> [Entries from a dataset of interfaces]
★ ★ ★ ★ ★ ★ ★

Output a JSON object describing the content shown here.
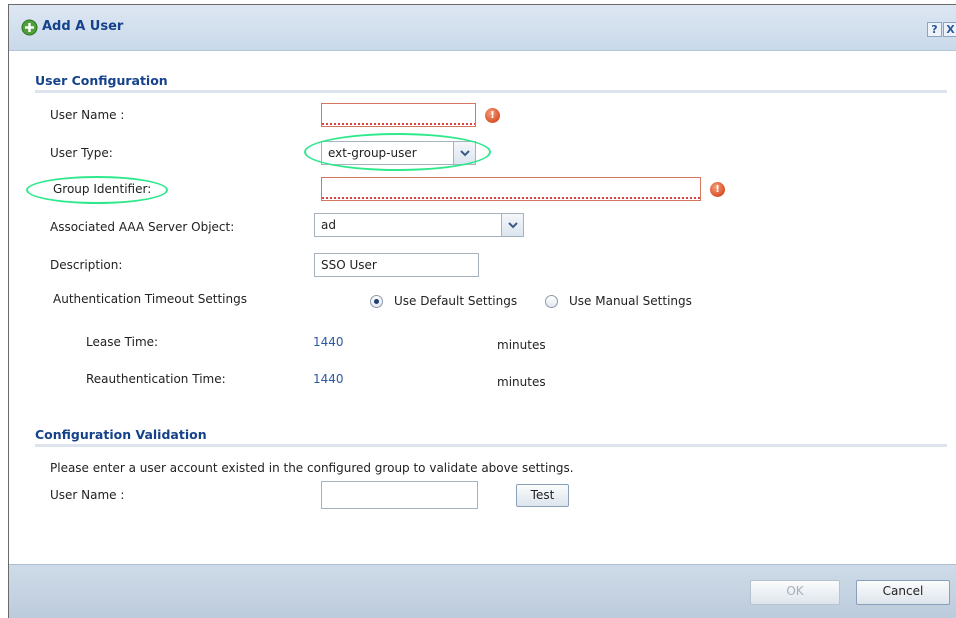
{
  "dialog": {
    "title": "Add A User",
    "help_label": "?",
    "close_label": "X"
  },
  "user_config": {
    "section_title": "User Configuration",
    "user_name_label": "User Name :",
    "user_name_value": "",
    "user_type_label": "User Type:",
    "user_type_value": "ext-group-user",
    "group_identifier_label": "Group Identifier:",
    "group_identifier_value": "",
    "aaa_label": "Associated AAA Server Object:",
    "aaa_value": "ad",
    "description_label": "Description:",
    "description_value": "SSO User",
    "auth_timeout_label": "Authentication Timeout Settings",
    "use_default_label": "Use Default Settings",
    "use_manual_label": "Use Manual Settings",
    "selected_timeout_mode": "default",
    "lease_time_label": "Lease Time:",
    "lease_time_value": "1440",
    "lease_time_unit": "minutes",
    "reauth_time_label": "Reauthentication Time:",
    "reauth_time_value": "1440",
    "reauth_time_unit": "minutes",
    "error_marker": "!"
  },
  "validation": {
    "section_title": "Configuration Validation",
    "instruction": "Please enter a user account existed in the configured group to validate above settings.",
    "user_name_label": "User Name :",
    "user_name_value": "",
    "test_label": "Test"
  },
  "footer": {
    "ok_label": "OK",
    "cancel_label": "Cancel"
  },
  "colors": {
    "title_text": "#15428b",
    "highlight_ring": "#2ee88c",
    "error_icon": "#d9502a",
    "value_blue": "#2a5aa0"
  }
}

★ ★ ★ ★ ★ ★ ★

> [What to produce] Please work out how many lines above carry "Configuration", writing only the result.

> [Reply] 2